Therefore, the project manager must possess technical knowledge, if not competence.
I run 2 daily -support communities you can join:
Join them for free today.
5. Ability to manage Risks on the project
Here is a little test.
Suppose you oversee construction projects for businesses. You learn that a sizable tract of land is offered for less than market value. According to your project’s sponsor, the business cannot invest in such a sizable piece of property. That is a difficulty.
Then you propose partnering with a rival to develop a villa project there as a joint venture.
Do you consider the aforementioned issue to be a risk?
According to the Project Management Institute, the largest project management organization in the world, this is a risk labeled an opportunity!
Yes, there are two categories of risk: threat and opportunity.
Positive risk and Negative risk, in other words.
The talent of risk management is frequently the least practiced and most misunderstood.
Many project managers often use intuition to handle risks when there are no formal risk management procedures and practices in place.
In her study work, Lev Virine asserts that adopting intuition or gut instinct as the cornerstone of decision-making exposes us to cognitive biases and makes us vulnerable to illusions, both of which can lead to mistakes.
Project managers cannot handle risk management alone.
Although many project managers adopt this strategy, either voluntarily or as a result of the factors at play in a project setting.
To identify and manage risks and to plan for their reaction tactics, the project manager must regularly engage all necessary stakeholders.
Although many businesses do have risk identification and response plans in place, they fail to continuously check for the occurrence of those risks, missing the chance to control any negative effects when they arise.
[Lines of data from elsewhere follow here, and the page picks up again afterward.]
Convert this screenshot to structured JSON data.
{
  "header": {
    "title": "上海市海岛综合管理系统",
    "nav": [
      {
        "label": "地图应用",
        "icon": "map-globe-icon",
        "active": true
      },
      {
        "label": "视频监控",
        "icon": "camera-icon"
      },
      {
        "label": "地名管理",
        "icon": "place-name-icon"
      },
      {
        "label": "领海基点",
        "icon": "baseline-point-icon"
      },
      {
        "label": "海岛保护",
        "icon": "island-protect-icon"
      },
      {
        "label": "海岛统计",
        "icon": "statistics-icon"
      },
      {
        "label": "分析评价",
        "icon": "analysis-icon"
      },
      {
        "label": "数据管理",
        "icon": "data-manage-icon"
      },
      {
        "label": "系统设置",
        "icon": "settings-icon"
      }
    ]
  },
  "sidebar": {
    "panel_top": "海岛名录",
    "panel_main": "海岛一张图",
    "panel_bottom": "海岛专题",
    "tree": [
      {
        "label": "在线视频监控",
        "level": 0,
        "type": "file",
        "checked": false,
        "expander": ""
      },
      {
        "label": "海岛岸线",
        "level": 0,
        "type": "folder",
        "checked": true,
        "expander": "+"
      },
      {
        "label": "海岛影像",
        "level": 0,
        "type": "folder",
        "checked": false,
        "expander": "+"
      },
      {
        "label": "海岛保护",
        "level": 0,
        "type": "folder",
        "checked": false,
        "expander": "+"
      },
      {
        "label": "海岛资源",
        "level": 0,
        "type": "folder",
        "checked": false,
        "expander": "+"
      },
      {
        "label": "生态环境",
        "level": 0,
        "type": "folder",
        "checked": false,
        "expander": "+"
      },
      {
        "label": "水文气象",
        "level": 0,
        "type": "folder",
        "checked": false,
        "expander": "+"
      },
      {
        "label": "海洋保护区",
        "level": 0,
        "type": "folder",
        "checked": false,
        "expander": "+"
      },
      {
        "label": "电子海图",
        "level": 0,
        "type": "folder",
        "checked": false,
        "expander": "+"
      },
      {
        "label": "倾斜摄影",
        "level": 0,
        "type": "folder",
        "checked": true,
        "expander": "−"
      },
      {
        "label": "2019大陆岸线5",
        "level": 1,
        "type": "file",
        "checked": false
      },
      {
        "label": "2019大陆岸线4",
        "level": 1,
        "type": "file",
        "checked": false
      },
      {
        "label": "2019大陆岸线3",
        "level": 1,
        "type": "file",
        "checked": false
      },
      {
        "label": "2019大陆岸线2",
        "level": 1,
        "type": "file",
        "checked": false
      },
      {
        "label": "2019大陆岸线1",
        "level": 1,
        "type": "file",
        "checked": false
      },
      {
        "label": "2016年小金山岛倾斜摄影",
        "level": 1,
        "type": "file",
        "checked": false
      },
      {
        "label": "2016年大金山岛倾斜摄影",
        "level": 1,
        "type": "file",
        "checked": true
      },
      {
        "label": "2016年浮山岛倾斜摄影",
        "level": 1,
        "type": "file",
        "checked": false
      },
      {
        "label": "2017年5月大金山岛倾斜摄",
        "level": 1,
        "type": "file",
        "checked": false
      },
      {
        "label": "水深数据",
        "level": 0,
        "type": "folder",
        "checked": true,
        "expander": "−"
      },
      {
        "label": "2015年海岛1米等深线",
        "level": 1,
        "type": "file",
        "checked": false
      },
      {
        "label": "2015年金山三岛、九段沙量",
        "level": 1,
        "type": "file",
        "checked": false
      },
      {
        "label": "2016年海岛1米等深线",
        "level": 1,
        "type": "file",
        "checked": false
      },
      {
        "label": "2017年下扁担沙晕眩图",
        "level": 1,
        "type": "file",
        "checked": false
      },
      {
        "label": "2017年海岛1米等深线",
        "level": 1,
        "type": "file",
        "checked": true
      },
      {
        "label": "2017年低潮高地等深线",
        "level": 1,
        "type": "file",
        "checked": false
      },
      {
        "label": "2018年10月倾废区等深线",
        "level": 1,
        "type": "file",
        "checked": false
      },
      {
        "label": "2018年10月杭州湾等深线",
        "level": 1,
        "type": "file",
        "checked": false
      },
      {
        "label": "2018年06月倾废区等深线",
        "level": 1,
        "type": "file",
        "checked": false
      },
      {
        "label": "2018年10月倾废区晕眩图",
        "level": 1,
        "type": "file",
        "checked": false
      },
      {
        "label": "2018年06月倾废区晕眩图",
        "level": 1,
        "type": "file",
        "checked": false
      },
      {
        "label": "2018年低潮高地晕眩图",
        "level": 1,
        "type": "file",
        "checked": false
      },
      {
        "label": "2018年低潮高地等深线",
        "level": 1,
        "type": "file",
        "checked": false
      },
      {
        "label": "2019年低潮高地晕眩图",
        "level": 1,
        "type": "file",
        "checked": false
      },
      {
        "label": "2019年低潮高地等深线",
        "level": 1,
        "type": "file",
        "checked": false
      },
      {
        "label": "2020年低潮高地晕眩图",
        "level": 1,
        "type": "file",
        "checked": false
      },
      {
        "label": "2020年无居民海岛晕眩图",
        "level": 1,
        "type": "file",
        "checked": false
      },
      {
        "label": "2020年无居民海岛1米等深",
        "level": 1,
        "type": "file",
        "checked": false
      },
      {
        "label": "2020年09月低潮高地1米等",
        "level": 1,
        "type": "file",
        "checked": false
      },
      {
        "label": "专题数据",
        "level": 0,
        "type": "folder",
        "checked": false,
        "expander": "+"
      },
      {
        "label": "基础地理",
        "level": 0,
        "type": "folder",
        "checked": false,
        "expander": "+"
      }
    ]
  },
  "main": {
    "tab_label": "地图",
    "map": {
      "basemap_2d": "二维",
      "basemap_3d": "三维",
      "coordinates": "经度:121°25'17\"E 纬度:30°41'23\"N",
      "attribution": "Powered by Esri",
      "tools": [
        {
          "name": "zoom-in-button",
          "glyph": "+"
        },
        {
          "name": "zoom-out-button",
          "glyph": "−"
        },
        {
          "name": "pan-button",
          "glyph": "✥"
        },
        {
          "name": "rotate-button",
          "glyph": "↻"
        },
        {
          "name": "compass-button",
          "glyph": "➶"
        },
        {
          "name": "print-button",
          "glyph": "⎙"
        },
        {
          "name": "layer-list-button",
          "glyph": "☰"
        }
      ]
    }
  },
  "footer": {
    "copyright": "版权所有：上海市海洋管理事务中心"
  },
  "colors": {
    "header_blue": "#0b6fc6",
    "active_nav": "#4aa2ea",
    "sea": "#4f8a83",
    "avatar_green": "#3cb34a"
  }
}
Depending on how serious the risk is, this could result in a loss of time, resources, and opportunities, raising the project’s cost or, perhaps, ending the project altogether.
The steps in effective and efficient risk management for a project are as follows:
- Make a thorough risk management plan.
- Determine the parties who should be involved in risk management efforts.
- Hold regular risk assessment meetings
- Determine the risk owners and risk mitigation techniques.
- Be proactive in monitoring changes in risk impact and probability for known issues.
- Make sure the plan is followed when risks do materialize and keep an eye out for residual and secondary hazards.
As a project manager, it’s crucial to hone your risk management abilities.
When you are ready, here are a few ways I can help you enjoy your PMP prep and pass the exam with ease:
- My brain-friendly hybrid course: PMP Last Mile Prep Program
- My Amazon book series: Master PMP concepts
- My PMP simulator: Get it on Udemy
Being a project manager is a challenging job that commands the utmost respect.
You need to manage multiple hats on the project and need multiple skills.
And we’ve seen the top 5 of these skills required to be an effective project manager.
- Ability to manage Change within the project & organization
- Ability to communicate effectively
- Interpersonal skills to work with all stakeholders
- Ability to work with technologies used in the project
- Ability to manage Risks on the project
One of the easiest ways of acquiring these skills is to get certified.
PMP, is easily the top project management certification around, with both push by the managers and pull by the industry.
This blog helps you prepare for it with the least amount of time and effort.
I hope you will find the content here helpful. If you need anything that’s not available here, or need help with your exam preparation, reach out to me.
Shiv Shenoy, PMP